My research interests include agricultural and resource economics, labor economics, demographic economics, and economic history. I have been working on research related to inter-generational occupation choices, migration, farm succession, and rural mortality in the U.S. agricultural sector. 

Working Papers

In the 1930s, the United States experienced an environmental catastrophe caused by devastating dust storms and drought, known as the Dust Bowl. This paper investigates if this environmental shock may have affected occupational persistence—whether children follow in their parents’ footsteps by choosing the same occupation—when it comes to agriculture. The results show that children of farmers originally living in high-erosion counties decreased the occupational persistence rate by 2% after the Dust Bowl compared to those originally in low-erosion counties. Furthermore, those who moved away were more likely to work off-farm. This study identifies a part of the structural transformation of the labor force in the mid-20th century United States, plausibly caused by the Dust Bowl.

This paper examines the impact of US compulsory education laws on occupational persistence in agriculture. Using the US Decennial Census Data and the Census of Agriculture from 1860 to 1910 and the Difference-in-Difference model, findings indicate a significant 8\% reduction in the probability of farm household children becoming farmers. Heterogeneity analysis by gender, birth order, and race indicates that disadvantaged groups were more likely to transition from agricultural to non-agricultural sectors. Concurrently, farm numbers declined while average farm size increased, suggesting farm consolidation. This study shows evidence that US compulsory education laws play a role in accelerating structural transformation.

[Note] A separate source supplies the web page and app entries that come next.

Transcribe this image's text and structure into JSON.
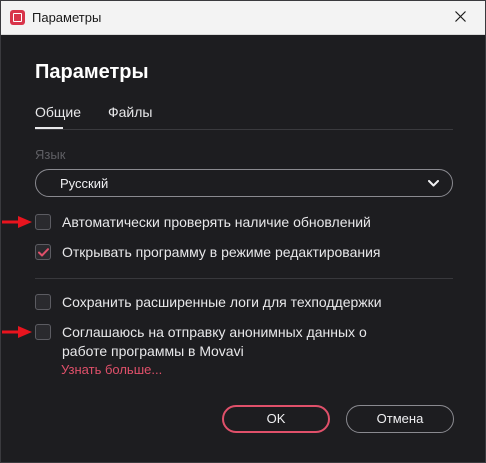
{
  "window": {
    "title": "Параметры",
    "close_icon": "close-icon",
    "app_icon": "movavi-app-icon"
  },
  "page": {
    "heading": "Параметры"
  },
  "tabs": [
    {
      "label": "Общие",
      "active": true
    },
    {
      "label": "Файлы",
      "active": false
    }
  ],
  "language": {
    "label": "Язык",
    "selected": "Русский",
    "icon": "chevron-down-icon"
  },
  "options": [
    {
      "label": "Автоматически проверять наличие обновлений",
      "checked": false
    },
    {
      "label": "Открывать программу в режиме редактирования",
      "checked": true
    },
    {
      "label": "Сохранить расширенные логи для техподдержки",
      "checked": false
    },
    {
      "label_line1": "Соглашаюсь на отправку анонимных данных о",
      "label_line2": "работе программы в Movavi",
      "checked": false
    }
  ],
  "learn_more": "Узнать больше...",
  "buttons": {
    "ok": "OK",
    "cancel": "Отмена"
  },
  "colors": {
    "accent": "#e0506a",
    "background": "#1d1d20",
    "annotation_arrow": "#e8141e"
  }
}
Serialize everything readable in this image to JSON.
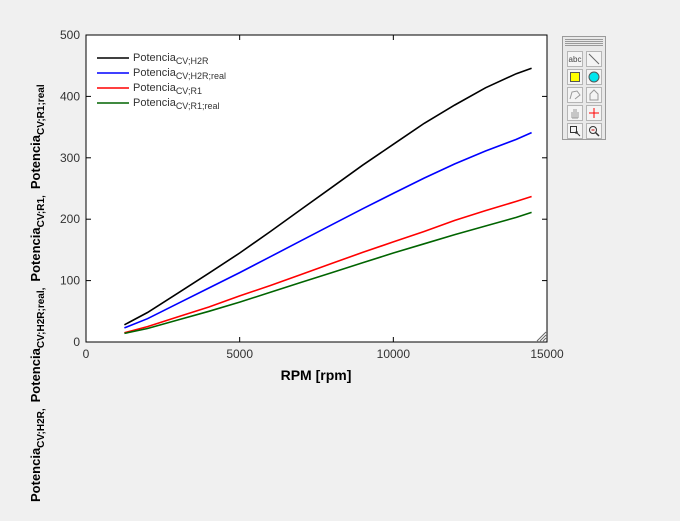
{
  "chart_data": {
    "type": "line",
    "xlabel": "RPM  [rpm]",
    "ylabel_parts": [
      {
        "base": "Potencia",
        "sub": "CV;H2R,"
      },
      {
        "base": "Potencia",
        "sub": "CV;H2R;real,"
      },
      {
        "base": "Potencia",
        "sub": "CV;R1,"
      },
      {
        "base": "Potencia",
        "sub": "CV;R1;real"
      }
    ],
    "xlim": [
      0,
      15000
    ],
    "ylim": [
      0,
      500
    ],
    "xticks": [
      0,
      5000,
      10000,
      15000
    ],
    "yticks": [
      0,
      100,
      200,
      300,
      400,
      500
    ],
    "grid": false,
    "legend_position": "top-left",
    "series": [
      {
        "name": "Potencia",
        "sub": "CV;H2R",
        "color": "#000000",
        "x": [
          1250,
          2000,
          3000,
          4000,
          5000,
          6000,
          7000,
          8000,
          9000,
          10000,
          11000,
          12000,
          13000,
          14000,
          14500
        ],
        "y": [
          28,
          48,
          80,
          112,
          145,
          180,
          216,
          252,
          288,
          322,
          356,
          386,
          414,
          437,
          446
        ]
      },
      {
        "name": "Potencia",
        "sub": "CV;H2R;real",
        "color": "#0000ff",
        "x": [
          1250,
          2000,
          3000,
          4000,
          5000,
          6000,
          7000,
          8000,
          9000,
          10000,
          11000,
          12000,
          13000,
          14000,
          14500
        ],
        "y": [
          23,
          38,
          63,
          88,
          113,
          139,
          165,
          191,
          217,
          242,
          267,
          290,
          311,
          330,
          341
        ]
      },
      {
        "name": "Potencia",
        "sub": "CV;R1",
        "color": "#ff0000",
        "x": [
          1250,
          2000,
          3000,
          4000,
          5000,
          6000,
          7000,
          8000,
          9000,
          10000,
          11000,
          12000,
          13000,
          14000,
          14500
        ],
        "y": [
          15,
          25,
          41,
          57,
          75,
          92,
          110,
          128,
          146,
          163,
          180,
          198,
          214,
          229,
          237
        ]
      },
      {
        "name": "Potencia",
        "sub": "CV;R1;real",
        "color": "#006400",
        "x": [
          1250,
          2000,
          3000,
          4000,
          5000,
          6000,
          7000,
          8000,
          9000,
          10000,
          11000,
          12000,
          13000,
          14000,
          14500
        ],
        "y": [
          14,
          22,
          36,
          50,
          65,
          81,
          97,
          113,
          129,
          145,
          160,
          175,
          189,
          203,
          211
        ]
      }
    ]
  },
  "palette": {
    "tools": [
      "text-tool-icon",
      "line-tool-icon",
      "rectangle-tool-icon",
      "ellipse-tool-icon",
      "freehand-tool-icon",
      "polygon-tool-icon",
      "pan-tool-icon",
      "crosshair-tool-icon",
      "select-tool-icon",
      "zoom-tool-icon"
    ],
    "text_tool_label": "abc",
    "rect_color": "#ffff00",
    "ellipse_color": "#00e5ee",
    "crosshair_color": "#ff0000"
  }
}
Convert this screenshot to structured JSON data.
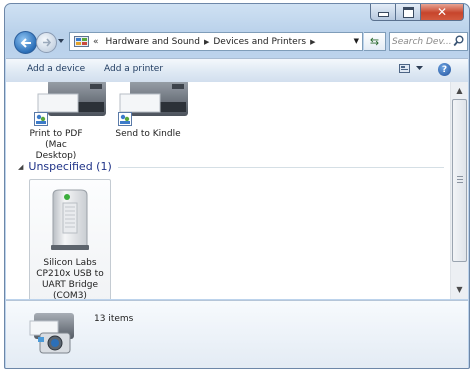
{
  "window": {
    "caption_buttons": [
      "minimize",
      "maximize",
      "close"
    ]
  },
  "navigation": {
    "breadcrumb": [
      "Hardware and Sound",
      "Devices and Printers"
    ],
    "search_placeholder": "Search Dev..."
  },
  "command_bar": {
    "add_device": "Add a device",
    "add_printer": "Add a printer"
  },
  "devices_top": [
    {
      "label_line1": "Print to PDF (Mac",
      "label_line2": "Desktop)",
      "icon": "printer-icon"
    },
    {
      "label_line1": "Send to Kindle",
      "label_line2": "",
      "icon": "printer-icon"
    }
  ],
  "group": {
    "title": "Unspecified (1)"
  },
  "unspecified_device": {
    "lines": [
      "Silicon Labs",
      "CP210x USB to",
      "UART Bridge",
      "(COM3)"
    ],
    "icon": "usb-device-icon"
  },
  "details": {
    "item_count": "13 items",
    "icon": "printer-camera-icon"
  },
  "colors": {
    "group_title": "#1e3287",
    "titlebar": "#bcd3ec",
    "close_button": "#c7452c"
  }
}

In the late 2010s, in the midst of the longest economic expansion in US history, national and international media outlets were citing commodity prices and financial stress as significant factors affecting the mental health of US farmers. We look at the relationship between commodity prices and all-cause mortality for the period 1980 to 2016 in 485 counties across 12 Midwestern US states. As outcome variables, we look at both crude and age-adjusted death rates. As treatment variables, we look at the interaction of (i) state-level commodity prices or global commodity price changes for corn and soybeans, the dominant crops in the US Midwest, and (ii) how much of each crop is grown within each county. Our treatment variable thus captures how, for each crop, farm revenues within a given county change in response to changes in commodity prices. For identification, we rely on a two-way, county and time fixed effects strategy as well as on a number of robust panel data estimators. We find that a decrease in commodity prices is associated with increased mortality across all counties, but that this is driven by rural counties. For robustness, we also estimate specifications in which we instrument farm revenues with measures of drought severity, and we conduct a series of falsification tests. Finally, we show that the relationship between commodity prices and rural mortality is driven by cardiovascular disease.